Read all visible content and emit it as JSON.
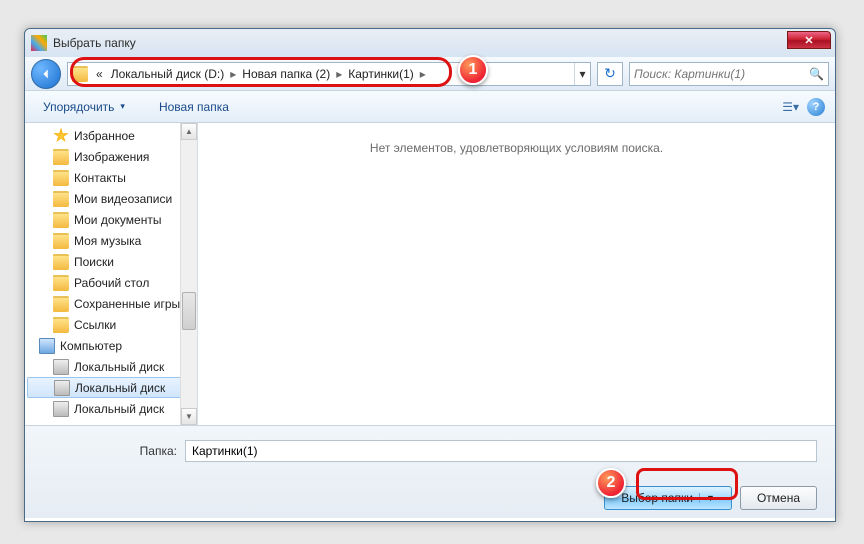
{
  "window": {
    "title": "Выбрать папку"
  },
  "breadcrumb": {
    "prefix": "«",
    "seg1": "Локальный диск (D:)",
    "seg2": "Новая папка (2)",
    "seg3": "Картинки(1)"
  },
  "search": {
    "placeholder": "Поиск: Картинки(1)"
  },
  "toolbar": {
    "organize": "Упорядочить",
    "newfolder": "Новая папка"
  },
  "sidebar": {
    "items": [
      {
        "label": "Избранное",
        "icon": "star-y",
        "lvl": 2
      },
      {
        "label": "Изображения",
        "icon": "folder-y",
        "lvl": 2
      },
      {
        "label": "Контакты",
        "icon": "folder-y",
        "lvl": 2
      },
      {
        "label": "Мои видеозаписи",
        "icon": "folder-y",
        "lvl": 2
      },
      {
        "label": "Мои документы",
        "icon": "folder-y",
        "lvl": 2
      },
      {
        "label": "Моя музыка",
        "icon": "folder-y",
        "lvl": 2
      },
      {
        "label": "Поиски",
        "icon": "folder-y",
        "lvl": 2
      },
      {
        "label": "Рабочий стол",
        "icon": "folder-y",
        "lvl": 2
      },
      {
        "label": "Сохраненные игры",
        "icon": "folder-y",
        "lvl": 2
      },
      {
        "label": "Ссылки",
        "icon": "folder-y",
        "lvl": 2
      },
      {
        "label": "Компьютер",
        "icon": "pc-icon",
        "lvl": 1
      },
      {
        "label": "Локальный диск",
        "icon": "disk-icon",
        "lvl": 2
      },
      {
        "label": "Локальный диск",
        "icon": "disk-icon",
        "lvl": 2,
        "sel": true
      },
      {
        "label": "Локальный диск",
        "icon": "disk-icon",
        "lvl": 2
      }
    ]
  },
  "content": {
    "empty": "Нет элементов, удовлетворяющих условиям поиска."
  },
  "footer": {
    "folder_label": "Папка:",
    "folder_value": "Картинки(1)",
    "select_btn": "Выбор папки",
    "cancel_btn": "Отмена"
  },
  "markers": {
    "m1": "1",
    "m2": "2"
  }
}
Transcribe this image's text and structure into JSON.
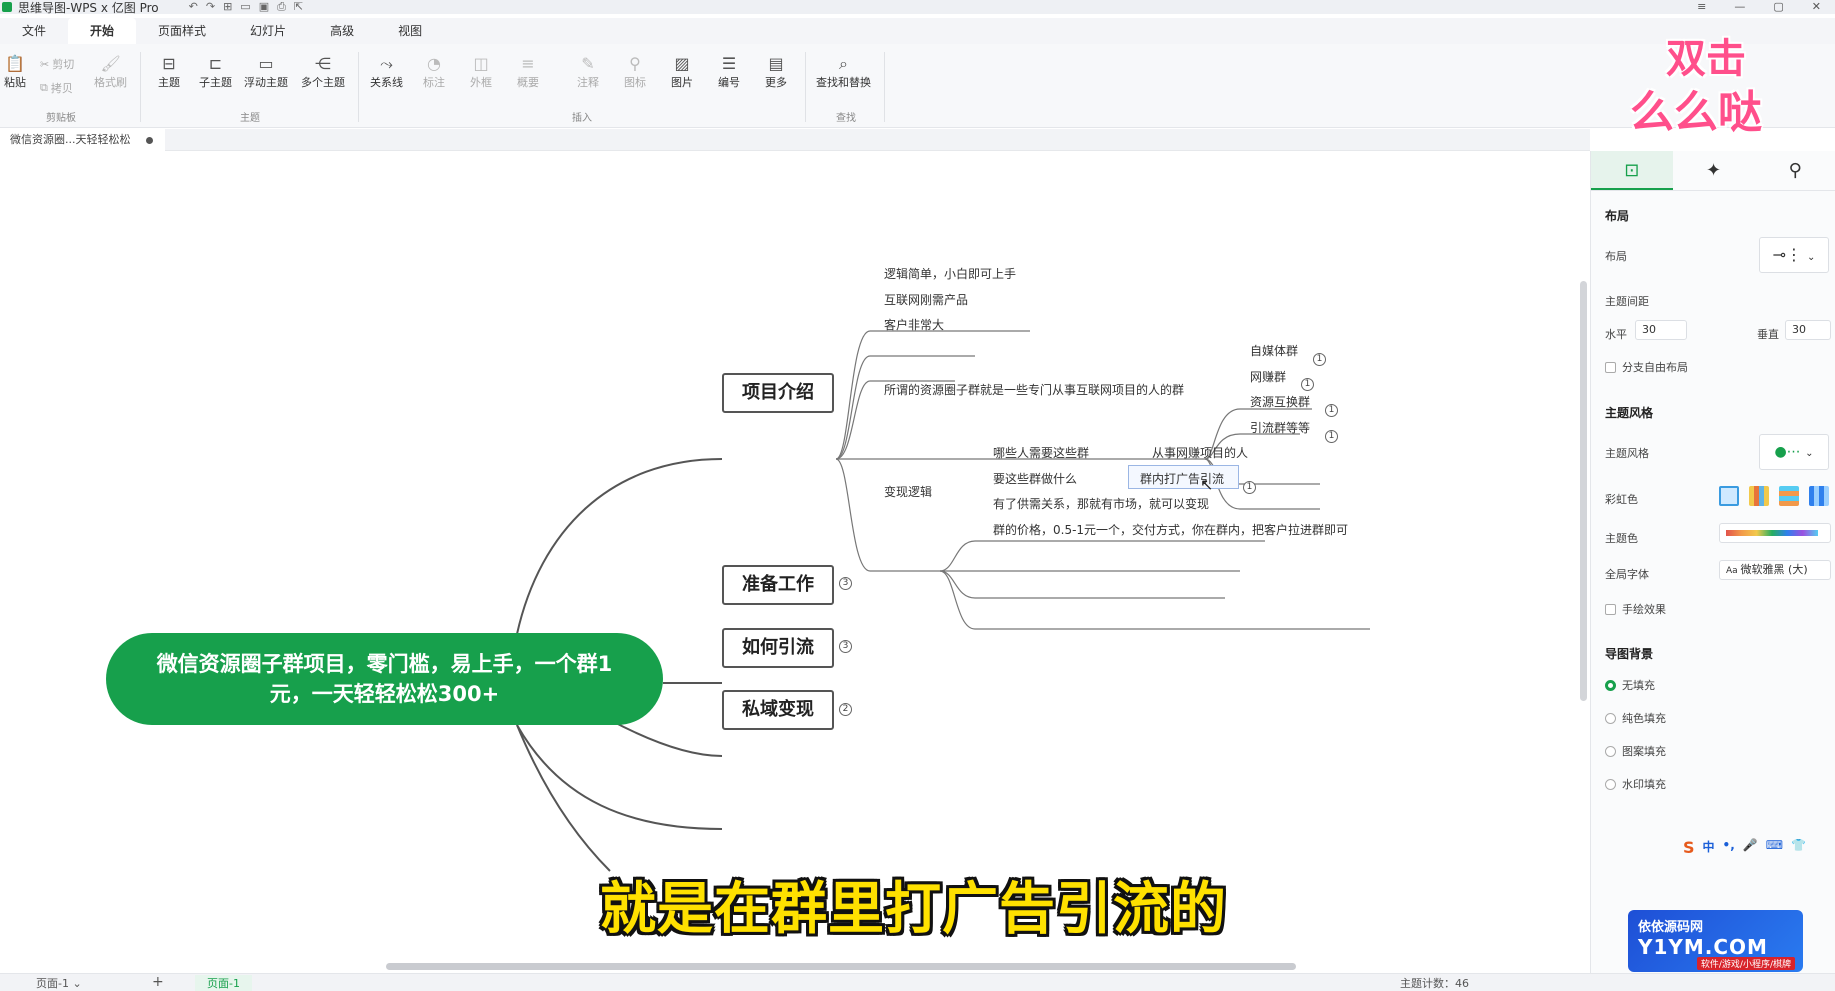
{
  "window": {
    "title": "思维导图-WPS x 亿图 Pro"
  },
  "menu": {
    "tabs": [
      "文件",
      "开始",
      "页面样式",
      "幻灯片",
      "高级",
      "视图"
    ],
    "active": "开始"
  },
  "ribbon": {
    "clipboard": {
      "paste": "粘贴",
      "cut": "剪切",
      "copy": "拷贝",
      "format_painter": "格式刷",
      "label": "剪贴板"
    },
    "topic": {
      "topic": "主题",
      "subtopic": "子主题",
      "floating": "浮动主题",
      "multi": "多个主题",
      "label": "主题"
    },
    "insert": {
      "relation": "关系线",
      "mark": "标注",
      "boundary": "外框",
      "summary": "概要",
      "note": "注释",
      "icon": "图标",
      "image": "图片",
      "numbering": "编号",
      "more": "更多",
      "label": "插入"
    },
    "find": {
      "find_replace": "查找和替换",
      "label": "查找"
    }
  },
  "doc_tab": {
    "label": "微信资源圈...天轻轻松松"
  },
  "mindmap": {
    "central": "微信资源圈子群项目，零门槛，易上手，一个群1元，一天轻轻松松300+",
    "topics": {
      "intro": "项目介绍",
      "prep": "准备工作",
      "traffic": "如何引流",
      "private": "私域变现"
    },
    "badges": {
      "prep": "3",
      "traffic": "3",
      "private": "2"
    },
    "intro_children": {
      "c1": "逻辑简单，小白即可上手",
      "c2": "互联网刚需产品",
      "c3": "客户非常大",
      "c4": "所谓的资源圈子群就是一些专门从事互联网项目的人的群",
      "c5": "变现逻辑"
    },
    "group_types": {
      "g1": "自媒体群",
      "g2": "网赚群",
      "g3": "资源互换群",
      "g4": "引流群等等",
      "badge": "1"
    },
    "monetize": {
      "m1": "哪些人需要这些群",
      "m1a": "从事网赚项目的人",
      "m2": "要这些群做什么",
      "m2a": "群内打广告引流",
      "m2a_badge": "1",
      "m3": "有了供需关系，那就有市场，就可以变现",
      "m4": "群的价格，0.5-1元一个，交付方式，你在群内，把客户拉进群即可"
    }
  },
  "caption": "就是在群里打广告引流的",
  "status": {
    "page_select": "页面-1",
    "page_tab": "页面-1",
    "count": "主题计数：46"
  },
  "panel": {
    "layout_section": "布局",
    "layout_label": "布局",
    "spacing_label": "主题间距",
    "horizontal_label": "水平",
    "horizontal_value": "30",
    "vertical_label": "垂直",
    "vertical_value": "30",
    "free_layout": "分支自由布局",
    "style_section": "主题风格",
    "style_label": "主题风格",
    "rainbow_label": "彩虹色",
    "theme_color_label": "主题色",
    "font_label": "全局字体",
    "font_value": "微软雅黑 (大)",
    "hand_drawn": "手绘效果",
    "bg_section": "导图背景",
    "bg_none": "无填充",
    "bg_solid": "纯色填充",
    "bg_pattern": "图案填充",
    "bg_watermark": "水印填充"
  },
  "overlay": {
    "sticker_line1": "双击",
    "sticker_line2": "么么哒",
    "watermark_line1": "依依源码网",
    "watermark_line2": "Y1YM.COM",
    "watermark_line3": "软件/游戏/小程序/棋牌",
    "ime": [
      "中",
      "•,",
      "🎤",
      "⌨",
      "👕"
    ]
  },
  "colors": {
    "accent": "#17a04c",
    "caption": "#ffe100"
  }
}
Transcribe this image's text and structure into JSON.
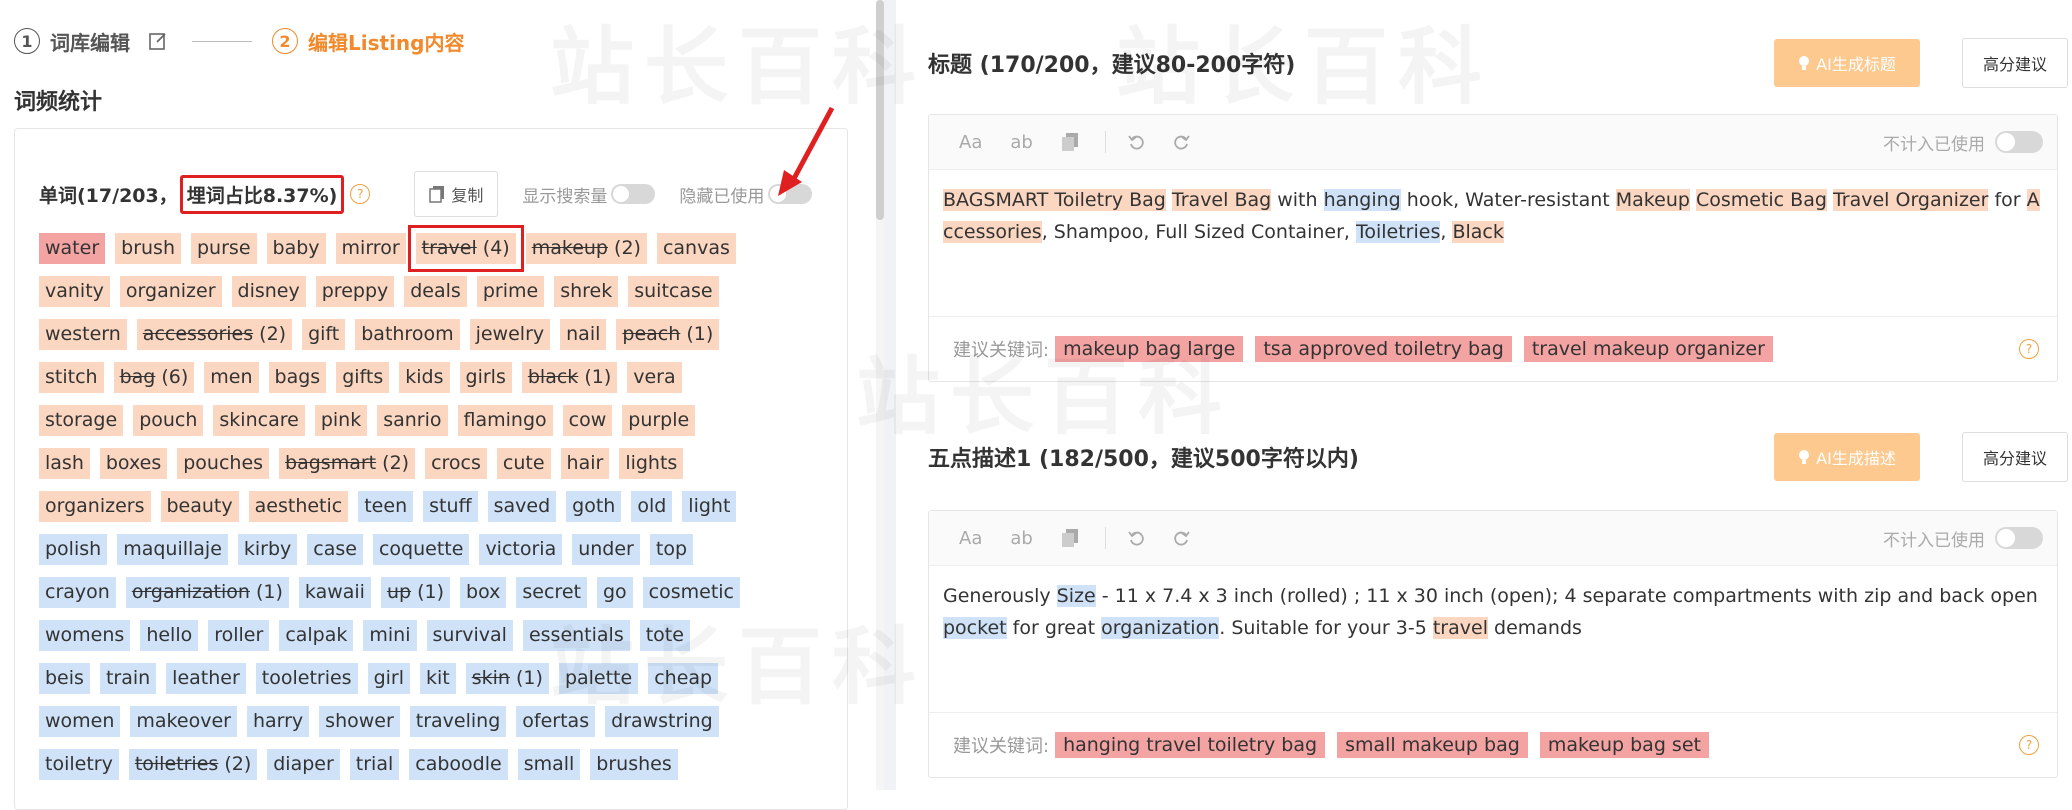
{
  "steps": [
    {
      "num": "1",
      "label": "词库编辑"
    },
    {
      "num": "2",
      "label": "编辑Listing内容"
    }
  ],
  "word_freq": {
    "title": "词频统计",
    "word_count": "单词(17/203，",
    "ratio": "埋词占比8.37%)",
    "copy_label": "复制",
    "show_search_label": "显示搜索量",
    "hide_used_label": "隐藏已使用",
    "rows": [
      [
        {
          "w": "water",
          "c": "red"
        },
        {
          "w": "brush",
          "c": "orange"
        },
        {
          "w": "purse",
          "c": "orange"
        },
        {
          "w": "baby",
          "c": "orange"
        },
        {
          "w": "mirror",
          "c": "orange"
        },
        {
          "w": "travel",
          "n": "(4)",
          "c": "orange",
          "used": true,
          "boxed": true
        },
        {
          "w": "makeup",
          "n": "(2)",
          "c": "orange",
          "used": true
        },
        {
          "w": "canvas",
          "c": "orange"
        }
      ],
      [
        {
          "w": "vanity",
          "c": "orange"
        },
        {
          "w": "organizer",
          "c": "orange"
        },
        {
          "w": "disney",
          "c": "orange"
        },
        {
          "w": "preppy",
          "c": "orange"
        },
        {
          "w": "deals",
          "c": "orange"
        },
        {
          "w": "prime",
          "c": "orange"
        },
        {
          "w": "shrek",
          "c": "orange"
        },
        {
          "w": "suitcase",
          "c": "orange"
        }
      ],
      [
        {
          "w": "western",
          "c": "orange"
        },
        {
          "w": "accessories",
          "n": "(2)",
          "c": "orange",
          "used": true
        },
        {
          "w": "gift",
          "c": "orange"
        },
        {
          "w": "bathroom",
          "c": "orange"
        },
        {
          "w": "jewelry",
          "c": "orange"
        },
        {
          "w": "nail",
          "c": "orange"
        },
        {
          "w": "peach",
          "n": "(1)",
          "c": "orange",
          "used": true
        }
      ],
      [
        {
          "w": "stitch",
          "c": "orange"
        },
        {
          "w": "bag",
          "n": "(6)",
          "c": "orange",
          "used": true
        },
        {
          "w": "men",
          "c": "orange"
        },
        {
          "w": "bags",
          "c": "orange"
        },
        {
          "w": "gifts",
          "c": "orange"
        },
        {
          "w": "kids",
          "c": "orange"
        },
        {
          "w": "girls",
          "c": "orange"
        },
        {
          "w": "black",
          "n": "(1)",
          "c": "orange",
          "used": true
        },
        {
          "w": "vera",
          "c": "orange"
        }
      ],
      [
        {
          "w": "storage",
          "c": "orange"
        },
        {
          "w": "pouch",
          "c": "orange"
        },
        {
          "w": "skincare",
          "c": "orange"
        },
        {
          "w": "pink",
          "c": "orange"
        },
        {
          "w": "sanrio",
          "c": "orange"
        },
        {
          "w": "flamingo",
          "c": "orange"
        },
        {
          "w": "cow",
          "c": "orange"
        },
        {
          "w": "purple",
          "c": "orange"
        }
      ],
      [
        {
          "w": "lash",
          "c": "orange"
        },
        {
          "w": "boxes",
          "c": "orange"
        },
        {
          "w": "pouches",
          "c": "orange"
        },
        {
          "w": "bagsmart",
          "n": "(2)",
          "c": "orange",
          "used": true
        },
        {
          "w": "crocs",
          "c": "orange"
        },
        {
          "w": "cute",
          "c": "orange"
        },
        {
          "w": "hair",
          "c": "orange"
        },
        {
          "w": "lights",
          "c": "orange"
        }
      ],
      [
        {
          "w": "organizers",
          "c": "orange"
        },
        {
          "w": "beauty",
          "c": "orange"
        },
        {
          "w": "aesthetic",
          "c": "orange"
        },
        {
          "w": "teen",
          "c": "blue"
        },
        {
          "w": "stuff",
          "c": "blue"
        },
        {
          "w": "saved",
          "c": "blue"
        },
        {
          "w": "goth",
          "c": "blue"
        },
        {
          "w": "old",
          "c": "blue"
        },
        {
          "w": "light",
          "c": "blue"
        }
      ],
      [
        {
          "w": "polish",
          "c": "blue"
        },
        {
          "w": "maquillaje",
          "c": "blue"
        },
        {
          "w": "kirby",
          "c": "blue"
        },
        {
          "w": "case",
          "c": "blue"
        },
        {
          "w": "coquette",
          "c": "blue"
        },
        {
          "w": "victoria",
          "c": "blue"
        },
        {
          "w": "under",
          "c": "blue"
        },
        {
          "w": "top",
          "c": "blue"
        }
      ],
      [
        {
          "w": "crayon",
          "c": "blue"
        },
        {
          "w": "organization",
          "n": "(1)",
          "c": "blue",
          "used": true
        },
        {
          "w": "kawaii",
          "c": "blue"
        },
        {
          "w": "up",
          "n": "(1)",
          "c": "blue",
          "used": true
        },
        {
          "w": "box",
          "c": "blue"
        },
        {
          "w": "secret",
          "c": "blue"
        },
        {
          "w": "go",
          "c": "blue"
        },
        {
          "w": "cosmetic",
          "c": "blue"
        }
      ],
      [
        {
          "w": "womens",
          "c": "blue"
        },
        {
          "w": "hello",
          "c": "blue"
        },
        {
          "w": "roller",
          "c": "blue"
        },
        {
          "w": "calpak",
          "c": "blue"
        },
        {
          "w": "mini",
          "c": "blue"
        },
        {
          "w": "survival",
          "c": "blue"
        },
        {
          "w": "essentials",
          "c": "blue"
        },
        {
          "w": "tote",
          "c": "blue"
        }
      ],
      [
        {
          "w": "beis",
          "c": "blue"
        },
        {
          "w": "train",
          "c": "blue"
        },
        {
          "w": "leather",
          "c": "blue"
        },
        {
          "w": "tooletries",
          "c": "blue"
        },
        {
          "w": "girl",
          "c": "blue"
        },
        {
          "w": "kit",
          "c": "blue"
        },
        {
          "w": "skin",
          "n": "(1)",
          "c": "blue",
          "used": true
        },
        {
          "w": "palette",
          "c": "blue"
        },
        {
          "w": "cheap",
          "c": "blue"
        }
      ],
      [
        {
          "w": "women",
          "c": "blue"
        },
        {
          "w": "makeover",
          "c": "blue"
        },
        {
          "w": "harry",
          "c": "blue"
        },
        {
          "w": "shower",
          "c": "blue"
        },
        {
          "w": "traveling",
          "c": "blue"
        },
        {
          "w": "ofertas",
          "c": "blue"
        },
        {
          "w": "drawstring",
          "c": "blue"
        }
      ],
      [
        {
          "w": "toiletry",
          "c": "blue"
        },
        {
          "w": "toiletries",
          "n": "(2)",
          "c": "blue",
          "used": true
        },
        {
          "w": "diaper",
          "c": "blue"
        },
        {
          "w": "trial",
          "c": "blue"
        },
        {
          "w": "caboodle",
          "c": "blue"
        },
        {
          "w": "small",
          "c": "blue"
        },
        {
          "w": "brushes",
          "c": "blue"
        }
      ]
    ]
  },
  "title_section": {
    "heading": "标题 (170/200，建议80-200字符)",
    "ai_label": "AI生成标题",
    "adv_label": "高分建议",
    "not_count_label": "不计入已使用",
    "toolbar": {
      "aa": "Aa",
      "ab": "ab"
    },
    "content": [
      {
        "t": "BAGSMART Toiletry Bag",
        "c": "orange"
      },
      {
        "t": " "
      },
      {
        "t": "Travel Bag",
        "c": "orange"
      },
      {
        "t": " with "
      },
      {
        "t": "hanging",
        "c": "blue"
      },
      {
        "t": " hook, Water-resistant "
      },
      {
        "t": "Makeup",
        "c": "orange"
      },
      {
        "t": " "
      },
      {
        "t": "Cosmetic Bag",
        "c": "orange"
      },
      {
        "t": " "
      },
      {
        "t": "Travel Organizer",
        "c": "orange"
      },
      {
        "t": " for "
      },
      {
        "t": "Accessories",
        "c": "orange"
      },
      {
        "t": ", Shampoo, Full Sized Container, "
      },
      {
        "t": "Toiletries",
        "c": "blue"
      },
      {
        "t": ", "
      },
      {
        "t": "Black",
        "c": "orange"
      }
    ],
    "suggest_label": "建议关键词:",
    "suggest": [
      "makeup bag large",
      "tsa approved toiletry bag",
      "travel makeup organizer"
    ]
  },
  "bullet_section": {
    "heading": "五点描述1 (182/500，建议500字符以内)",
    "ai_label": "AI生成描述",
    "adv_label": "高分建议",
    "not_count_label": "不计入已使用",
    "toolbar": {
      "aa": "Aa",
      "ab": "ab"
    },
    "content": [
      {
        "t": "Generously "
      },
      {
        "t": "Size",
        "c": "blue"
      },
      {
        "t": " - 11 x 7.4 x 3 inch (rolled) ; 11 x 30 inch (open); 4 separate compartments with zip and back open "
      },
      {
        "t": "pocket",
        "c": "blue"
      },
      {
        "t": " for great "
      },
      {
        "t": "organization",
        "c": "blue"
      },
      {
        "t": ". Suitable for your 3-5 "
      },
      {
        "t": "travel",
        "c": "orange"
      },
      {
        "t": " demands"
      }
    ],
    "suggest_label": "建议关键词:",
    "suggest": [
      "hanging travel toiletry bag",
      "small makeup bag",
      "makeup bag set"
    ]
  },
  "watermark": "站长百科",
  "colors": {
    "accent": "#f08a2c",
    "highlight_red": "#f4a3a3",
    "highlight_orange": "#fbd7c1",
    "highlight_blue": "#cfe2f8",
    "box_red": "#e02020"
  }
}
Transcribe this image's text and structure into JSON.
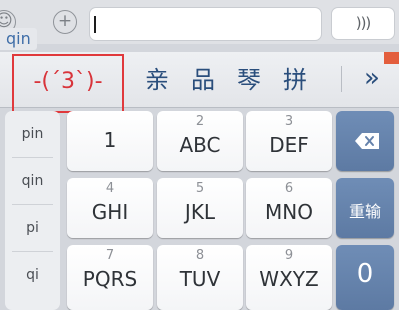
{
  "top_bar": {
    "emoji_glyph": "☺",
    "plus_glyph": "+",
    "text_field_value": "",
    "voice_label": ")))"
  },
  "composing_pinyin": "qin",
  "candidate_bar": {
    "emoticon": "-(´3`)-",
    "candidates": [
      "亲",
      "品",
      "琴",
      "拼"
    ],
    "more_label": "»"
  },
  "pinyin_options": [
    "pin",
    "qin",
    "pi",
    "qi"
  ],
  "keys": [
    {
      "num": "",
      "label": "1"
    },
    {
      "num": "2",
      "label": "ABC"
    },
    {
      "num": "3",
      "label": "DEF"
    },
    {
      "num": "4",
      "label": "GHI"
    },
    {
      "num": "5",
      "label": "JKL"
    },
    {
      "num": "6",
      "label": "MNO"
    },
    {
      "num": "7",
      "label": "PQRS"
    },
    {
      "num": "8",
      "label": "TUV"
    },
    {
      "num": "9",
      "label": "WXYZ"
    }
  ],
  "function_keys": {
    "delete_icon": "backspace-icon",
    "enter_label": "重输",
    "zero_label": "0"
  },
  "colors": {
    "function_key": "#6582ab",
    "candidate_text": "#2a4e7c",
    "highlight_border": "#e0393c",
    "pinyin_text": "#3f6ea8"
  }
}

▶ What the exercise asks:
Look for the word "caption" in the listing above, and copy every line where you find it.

▶ Answer to this problem:
  "caption": "就是在群里打广告引流的",
    "caption": "#ffe100"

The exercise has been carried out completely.